▶ _About this exercise_
Pull every line that holds the word "kind" from the entries.

Data about app and page elements:

[Start of Attachment]

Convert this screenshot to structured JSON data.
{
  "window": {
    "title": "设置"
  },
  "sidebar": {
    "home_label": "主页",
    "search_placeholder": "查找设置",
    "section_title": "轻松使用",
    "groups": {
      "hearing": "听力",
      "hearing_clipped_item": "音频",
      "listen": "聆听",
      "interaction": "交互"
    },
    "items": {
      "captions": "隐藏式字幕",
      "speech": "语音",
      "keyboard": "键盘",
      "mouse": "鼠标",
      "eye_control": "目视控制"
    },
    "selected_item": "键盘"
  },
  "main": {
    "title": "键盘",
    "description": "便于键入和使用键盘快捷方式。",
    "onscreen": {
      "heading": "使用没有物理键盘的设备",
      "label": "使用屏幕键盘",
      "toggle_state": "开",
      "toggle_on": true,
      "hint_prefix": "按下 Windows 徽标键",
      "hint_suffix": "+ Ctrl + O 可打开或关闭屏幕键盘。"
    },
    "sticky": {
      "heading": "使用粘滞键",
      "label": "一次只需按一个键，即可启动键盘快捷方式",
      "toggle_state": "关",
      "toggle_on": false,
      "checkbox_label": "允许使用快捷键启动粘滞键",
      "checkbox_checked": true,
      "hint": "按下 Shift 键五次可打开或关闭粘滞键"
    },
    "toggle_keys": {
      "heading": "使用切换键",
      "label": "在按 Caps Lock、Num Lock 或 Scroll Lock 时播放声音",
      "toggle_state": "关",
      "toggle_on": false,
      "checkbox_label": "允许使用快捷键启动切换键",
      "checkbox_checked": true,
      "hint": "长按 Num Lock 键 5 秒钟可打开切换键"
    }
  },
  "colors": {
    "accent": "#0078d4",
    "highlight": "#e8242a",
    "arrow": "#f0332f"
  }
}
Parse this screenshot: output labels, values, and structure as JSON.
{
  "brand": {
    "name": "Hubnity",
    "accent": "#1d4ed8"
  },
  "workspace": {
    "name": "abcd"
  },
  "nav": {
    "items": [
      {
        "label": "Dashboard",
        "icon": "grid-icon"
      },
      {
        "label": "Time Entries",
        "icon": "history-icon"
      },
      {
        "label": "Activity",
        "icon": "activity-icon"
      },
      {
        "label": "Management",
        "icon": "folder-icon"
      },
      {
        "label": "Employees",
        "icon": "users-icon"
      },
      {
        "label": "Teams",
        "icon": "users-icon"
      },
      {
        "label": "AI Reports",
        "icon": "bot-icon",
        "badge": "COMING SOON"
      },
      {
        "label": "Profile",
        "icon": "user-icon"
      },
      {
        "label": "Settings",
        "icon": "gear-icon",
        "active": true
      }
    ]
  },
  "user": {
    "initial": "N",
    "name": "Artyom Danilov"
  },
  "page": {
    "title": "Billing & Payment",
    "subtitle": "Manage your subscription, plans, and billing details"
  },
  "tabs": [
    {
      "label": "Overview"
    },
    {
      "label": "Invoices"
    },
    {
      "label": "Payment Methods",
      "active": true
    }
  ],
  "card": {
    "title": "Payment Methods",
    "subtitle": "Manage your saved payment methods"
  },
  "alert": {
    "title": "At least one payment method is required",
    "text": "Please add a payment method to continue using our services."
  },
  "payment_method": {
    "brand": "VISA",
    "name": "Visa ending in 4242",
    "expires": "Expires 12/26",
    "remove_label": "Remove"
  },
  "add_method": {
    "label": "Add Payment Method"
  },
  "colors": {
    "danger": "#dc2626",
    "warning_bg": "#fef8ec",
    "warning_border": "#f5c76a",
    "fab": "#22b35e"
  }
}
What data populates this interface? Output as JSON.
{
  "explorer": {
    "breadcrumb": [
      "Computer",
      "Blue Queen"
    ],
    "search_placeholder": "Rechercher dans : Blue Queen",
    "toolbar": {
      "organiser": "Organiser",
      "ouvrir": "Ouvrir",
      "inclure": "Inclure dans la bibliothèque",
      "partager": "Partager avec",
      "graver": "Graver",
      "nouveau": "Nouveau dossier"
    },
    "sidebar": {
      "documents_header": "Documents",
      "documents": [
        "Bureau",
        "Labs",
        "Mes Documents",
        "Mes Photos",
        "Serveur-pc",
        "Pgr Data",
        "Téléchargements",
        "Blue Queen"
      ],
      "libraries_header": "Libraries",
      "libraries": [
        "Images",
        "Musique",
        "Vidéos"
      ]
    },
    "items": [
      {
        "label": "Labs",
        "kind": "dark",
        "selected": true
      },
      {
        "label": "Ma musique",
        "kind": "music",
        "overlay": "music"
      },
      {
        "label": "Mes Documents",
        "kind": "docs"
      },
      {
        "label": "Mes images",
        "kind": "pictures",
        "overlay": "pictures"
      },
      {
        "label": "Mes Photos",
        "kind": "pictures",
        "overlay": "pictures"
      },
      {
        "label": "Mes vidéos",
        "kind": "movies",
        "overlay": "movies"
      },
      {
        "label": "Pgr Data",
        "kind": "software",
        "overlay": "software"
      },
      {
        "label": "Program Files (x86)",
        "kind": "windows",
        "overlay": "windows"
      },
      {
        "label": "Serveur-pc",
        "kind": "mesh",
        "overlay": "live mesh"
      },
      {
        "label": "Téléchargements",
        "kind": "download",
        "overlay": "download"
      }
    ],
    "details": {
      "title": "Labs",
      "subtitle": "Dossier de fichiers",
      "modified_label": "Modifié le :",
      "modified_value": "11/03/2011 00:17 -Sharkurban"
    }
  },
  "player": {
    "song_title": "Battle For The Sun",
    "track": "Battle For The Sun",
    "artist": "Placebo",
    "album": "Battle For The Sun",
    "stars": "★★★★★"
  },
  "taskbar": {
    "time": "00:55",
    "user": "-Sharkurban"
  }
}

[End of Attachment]

▶ _Reply to the exercise_
        "kind": "dark",
        "kind": "music",
        "kind": "docs"
        "kind": "pictures",
        "kind": "pictures",
        "kind": "movies",
        "kind": "software",
        "kind": "windows",
        "kind": "mesh",
        "kind": "download",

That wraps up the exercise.